A Temperature-based Phenology Model for Predicting Development, Survival and Population Growth Potential of the Mealybug, Phenacoccus solenopsis Tinsley(Hemiptera: Pseudococcidae)

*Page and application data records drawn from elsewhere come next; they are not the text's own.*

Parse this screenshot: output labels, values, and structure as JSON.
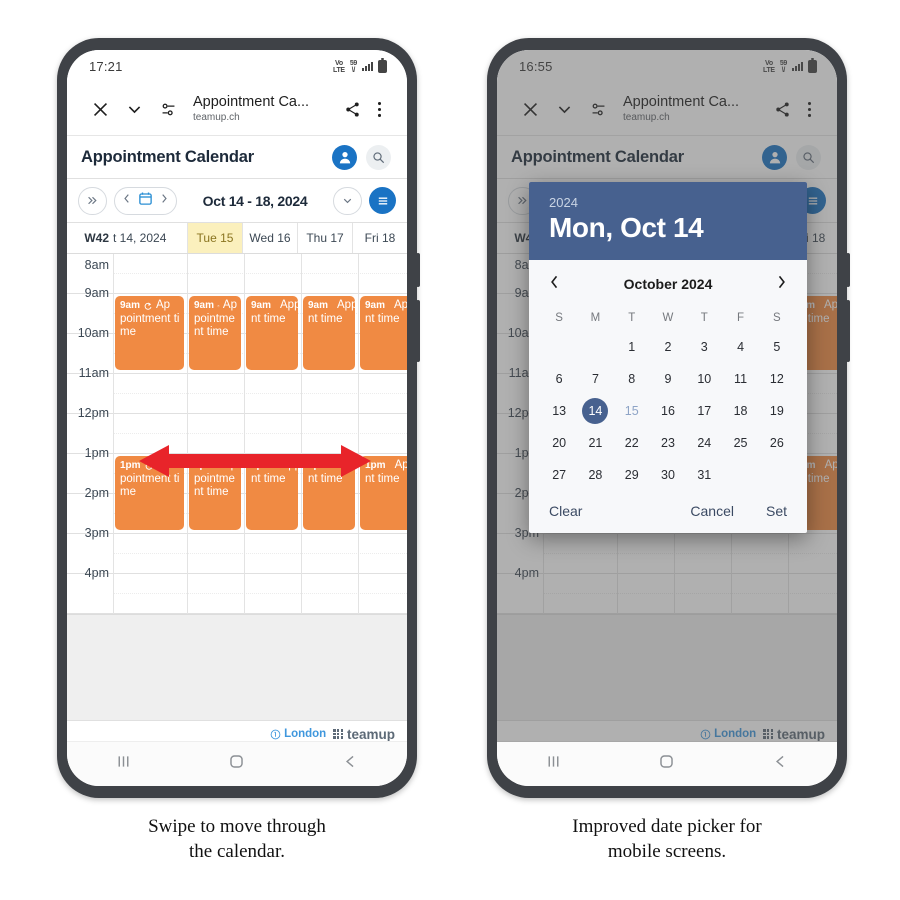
{
  "page": {
    "caption_left": [
      "Swipe to move through",
      "the calendar."
    ],
    "caption_right": [
      "Improved date picker for",
      "mobile screens."
    ]
  },
  "colors": {
    "event_orange": "#f08a43",
    "brand_blue": "#1a73c4",
    "dialog_blue": "#47618f",
    "today_yellow": "#fbf0bd",
    "arrow_red": "#e8242a",
    "london_link": "#3f97dd"
  },
  "phone_left": {
    "status": {
      "time": "17:21",
      "lte_label": "VoLTE",
      "wifi_label": "59"
    },
    "browser": {
      "close_icon": "close-icon",
      "collapse_icon": "chevron-down-icon",
      "tune_icon": "page-settings-icon",
      "title": "Appointment Ca...",
      "url": "teamup.ch",
      "share_icon": "share-icon",
      "overflow_icon": "more-vertical-icon"
    },
    "app_header": {
      "title": "Appointment Calendar",
      "avatar_icon": "user-avatar-icon",
      "search_icon": "search-icon"
    },
    "toolbar": {
      "expand_label": "»",
      "prev_label": "‹",
      "calendar_icon": "calendar-icon",
      "next_label": "›",
      "range": "Oct 14 - 18, 2024",
      "dropdown_icon": "chevron-down-icon",
      "menu_icon": "hamburger-menu-icon"
    },
    "calendar": {
      "week_label": "W42",
      "monday_label": "t 14, 2024",
      "day_headers": [
        "Tue 15",
        "Wed 16",
        "Thu 17",
        "Fri 18"
      ],
      "today_index": 0,
      "hours": [
        "8am",
        "9am",
        "10am",
        "11am",
        "12pm",
        "1pm",
        "2pm",
        "3pm",
        "4pm"
      ],
      "events": [
        {
          "time": "9am",
          "title": "Appointment time",
          "col": 0,
          "start": "9am",
          "icons": [
            "recur-icon"
          ]
        },
        {
          "time": "9am",
          "title": "Appointment time",
          "col": 1,
          "start": "9am",
          "icons": [
            "recur-icon"
          ]
        },
        {
          "time": "9am",
          "title": "Appointment time",
          "col": 2,
          "start": "9am",
          "icons": [
            "flag-icon",
            "recur-icon"
          ]
        },
        {
          "time": "9am",
          "title": "Appointment time",
          "col": 3,
          "start": "9am",
          "icons": [
            "flag-icon",
            "recur-icon"
          ]
        },
        {
          "time": "9am",
          "title": "Appointment time",
          "col": 4,
          "start": "9am",
          "icons": [
            "flag-icon",
            "recur-icon"
          ]
        },
        {
          "time": "1pm",
          "title": "Appointment time",
          "col": 0,
          "start": "1pm",
          "icons": [
            "recur-icon"
          ]
        },
        {
          "time": "1pm",
          "title": "Appointment time",
          "col": 1,
          "start": "1pm",
          "icons": [
            "recur-icon"
          ]
        },
        {
          "time": "1pm",
          "title": "Appointment time",
          "col": 2,
          "start": "1pm",
          "icons": [
            "flag-icon",
            "recur-icon"
          ]
        },
        {
          "time": "1pm",
          "title": "Appointment time",
          "col": 3,
          "start": "1pm",
          "icons": [
            "flag-icon",
            "recur-icon"
          ]
        },
        {
          "time": "1pm",
          "title": "Appointment time",
          "col": 4,
          "start": "1pm",
          "icons": [
            "flag-icon",
            "recur-icon"
          ]
        }
      ],
      "footer": {
        "timezone": "London",
        "brand": "teamup"
      }
    },
    "annotation": {
      "type": "double-arrow",
      "direction": "horizontal"
    },
    "navbar": {
      "recents_icon": "recents-icon",
      "home_icon": "home-icon",
      "back_icon": "back-icon"
    }
  },
  "phone_right": {
    "status": {
      "time": "16:55",
      "lte_label": "VoLTE",
      "wifi_label": "59"
    },
    "browser": {
      "close_icon": "close-icon",
      "collapse_icon": "chevron-down-icon",
      "tune_icon": "page-settings-icon",
      "title": "Appointment Ca...",
      "url": "teamup.ch",
      "share_icon": "share-icon",
      "overflow_icon": "more-vertical-icon"
    },
    "app_header": {
      "title": "Appointment Calendar",
      "avatar_icon": "user-avatar-icon",
      "search_icon": "search-icon"
    },
    "toolbar": {
      "expand_label": "»",
      "menu_icon": "hamburger-menu-icon"
    },
    "calendar": {
      "week_label": "W42",
      "day_header_last": "Fri 18",
      "hours": [
        "8am",
        "9am",
        "10am",
        "11am",
        "12pm",
        "1pm",
        "2pm",
        "3pm",
        "4pm"
      ],
      "footer": {
        "timezone": "London",
        "brand": "teamup"
      }
    },
    "date_picker": {
      "year": "2024",
      "selected_date_label": "Mon, Oct 14",
      "month_label": "October 2024",
      "prev_icon": "chevron-left-icon",
      "next_icon": "chevron-right-icon",
      "weekday_headers": [
        "S",
        "M",
        "T",
        "W",
        "T",
        "F",
        "S"
      ],
      "weeks": [
        [
          "",
          "",
          "1",
          "2",
          "3",
          "4",
          "5"
        ],
        [
          "6",
          "7",
          "8",
          "9",
          "10",
          "11",
          "12"
        ],
        [
          "13",
          "14",
          "15",
          "16",
          "17",
          "18",
          "19"
        ],
        [
          "20",
          "21",
          "22",
          "23",
          "24",
          "25",
          "26"
        ],
        [
          "27",
          "28",
          "29",
          "30",
          "31",
          "",
          ""
        ]
      ],
      "selected_day": "14",
      "highlighted_day": "15",
      "actions": {
        "clear": "Clear",
        "cancel": "Cancel",
        "set": "Set"
      }
    },
    "navbar": {
      "recents_icon": "recents-icon",
      "home_icon": "home-icon",
      "back_icon": "back-icon"
    }
  }
}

The temperature-dependent population growth potential of Phenacoccus solenopsis Tinsley, a highly polyphagous and invasive mealybug species, was studied on sprouted potatoes under laboratory conditions at six constant temperatures (15-40 oC). Several non-linear equations were fitted to the obtained data to model temperature-dependent population growth and species life history. The established equations for each life age/stage of the species were compiled to obtain an overall temperature-dependent phenology model. The life table parameters of P. solenopsis were estimated using stochastic simulation centred on a rate summation and cohort up-dating approach. The theoretical lower development threshold temperatures estimated using linear regressions applied to mean development rates were 11.2, 8.9, 9.8 and 12.7 oC, and the thermal constants for development were 93.7, 129.8, 97.1 and 100.0 degree days (DD) for nymph 1, nymph 2, nymph 3 and male pupa stages, respectively. The developed phenology model predicted temperatures between 25-35 oC as the favourable range for P. solenopsis development, survival and reproduction. P. solenopsis population attained a maximum net reproductive rate (107-108 females/female/generation) and total fecundity (216.6 – 226.5 individuals/female/generation) at temperatures between 25-30 oC. Mean length of generations decreased from 75.6 days at 15 oC to 21 days at 40 oC. The maximum finite rate of increase (1.12 – 1.16 females/female/day) and shortest doubling time (4.3 – 6.1 days) were also observed at temperatures between 25-35 oC. The simulation of phenology model at fluctuating temperatures indicated that P. solenopsis populations might potentially increase with a finite rate of 1.06 females/female/day with an average generation time of 58.7 days and a doubling time of 12.1 days. The obtained life table parameters were reasonably similar when compared with literature data. The present model can be simulated spatially for estimating the pest risk and undertaking agro-ecoregion specific pest management strategies.